Through her work, Linda has found Baby Boomers are beginning to feel more comfortable talking about death. They want to create healing and heartfelt funerals for their loved ones and themselves.
“They’ve been to ‘bad’ funerals where there has been talk about how much a loved one relished in fine cuisine and then – mistakenly – the eulogist discusses her love of cooking, when ultimately, she hated being in the kitchen,” says Stuart. “Boomers realize that they don’t want this for themselves or their loved ones. They want a ‘good’ funeral that welcomes all feelings and creates a lasting memory for their loved ones left behind.”
This trend is reflected in a recent survey by Arbor Memorial, which found nearly half of Canadians (45 percent) want to customize their own funeral. The findings also show that 53 percent envision their end-of-life memorial as a “celebration of life” rather than an event filled with mourning.
Stuart has six tips on how you can start thinking about your own memorable ceremony of remembrance:
- Stories – What moments have shaped you into the person you are? Who did you share them with? Consider them to be the best person to share your stories in the form of eulogies.
- Symbols and Rituals – Love golf? Stuart recalls one ceremony where friends and family were all given golf tees upon arrival. They were then invited to place it in the vault that housed the person’s urn.
- Music – Setting the tone and background with music can create a strong impression. Think about how you want to open and close your ceremony. Is there a song with a message you want to share with your loved ones?
- Experience – How have you felt when surrounded by your loved ones? Feelings are what we cherish alongside memories.
- Legacy – How do you imagine others will remember you and how do you want to be remembered?
- Don’t do it alone – Involve others in the process. Ask your family and friends how they imagine their grief journey.
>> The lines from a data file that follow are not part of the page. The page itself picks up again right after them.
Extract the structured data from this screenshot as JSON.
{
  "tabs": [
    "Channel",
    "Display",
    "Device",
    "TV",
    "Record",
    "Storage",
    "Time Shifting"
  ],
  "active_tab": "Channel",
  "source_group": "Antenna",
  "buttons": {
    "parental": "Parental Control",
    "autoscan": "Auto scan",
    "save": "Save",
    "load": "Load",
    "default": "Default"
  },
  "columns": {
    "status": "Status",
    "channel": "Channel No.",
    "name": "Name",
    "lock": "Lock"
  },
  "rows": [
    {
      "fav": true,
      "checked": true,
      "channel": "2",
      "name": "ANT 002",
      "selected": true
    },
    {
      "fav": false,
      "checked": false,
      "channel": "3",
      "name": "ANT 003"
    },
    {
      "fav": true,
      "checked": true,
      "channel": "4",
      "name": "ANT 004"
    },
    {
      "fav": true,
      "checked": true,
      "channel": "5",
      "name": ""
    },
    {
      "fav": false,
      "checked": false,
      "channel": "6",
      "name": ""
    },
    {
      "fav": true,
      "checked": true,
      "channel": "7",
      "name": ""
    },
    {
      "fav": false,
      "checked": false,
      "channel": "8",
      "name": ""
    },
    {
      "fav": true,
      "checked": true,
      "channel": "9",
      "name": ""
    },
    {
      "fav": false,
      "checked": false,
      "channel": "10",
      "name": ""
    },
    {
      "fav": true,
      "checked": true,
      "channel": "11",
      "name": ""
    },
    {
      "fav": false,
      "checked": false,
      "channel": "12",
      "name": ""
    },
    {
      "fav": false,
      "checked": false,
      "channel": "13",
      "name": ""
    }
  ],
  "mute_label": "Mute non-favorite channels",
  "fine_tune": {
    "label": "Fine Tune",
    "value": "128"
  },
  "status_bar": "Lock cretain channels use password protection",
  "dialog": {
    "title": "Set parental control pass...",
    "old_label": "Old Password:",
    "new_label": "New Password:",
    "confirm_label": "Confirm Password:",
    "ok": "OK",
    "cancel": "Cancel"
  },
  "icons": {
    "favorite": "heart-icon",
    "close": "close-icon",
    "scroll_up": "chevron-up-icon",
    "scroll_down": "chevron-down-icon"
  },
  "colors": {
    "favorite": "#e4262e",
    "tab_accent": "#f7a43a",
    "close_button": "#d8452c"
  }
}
“Remember, your funeral is not a gift you give yourself, but rather a gift you give to those who love you,” says Stuart.
To learn more about the role of life-cycle celebrants and Linda’s story, click here.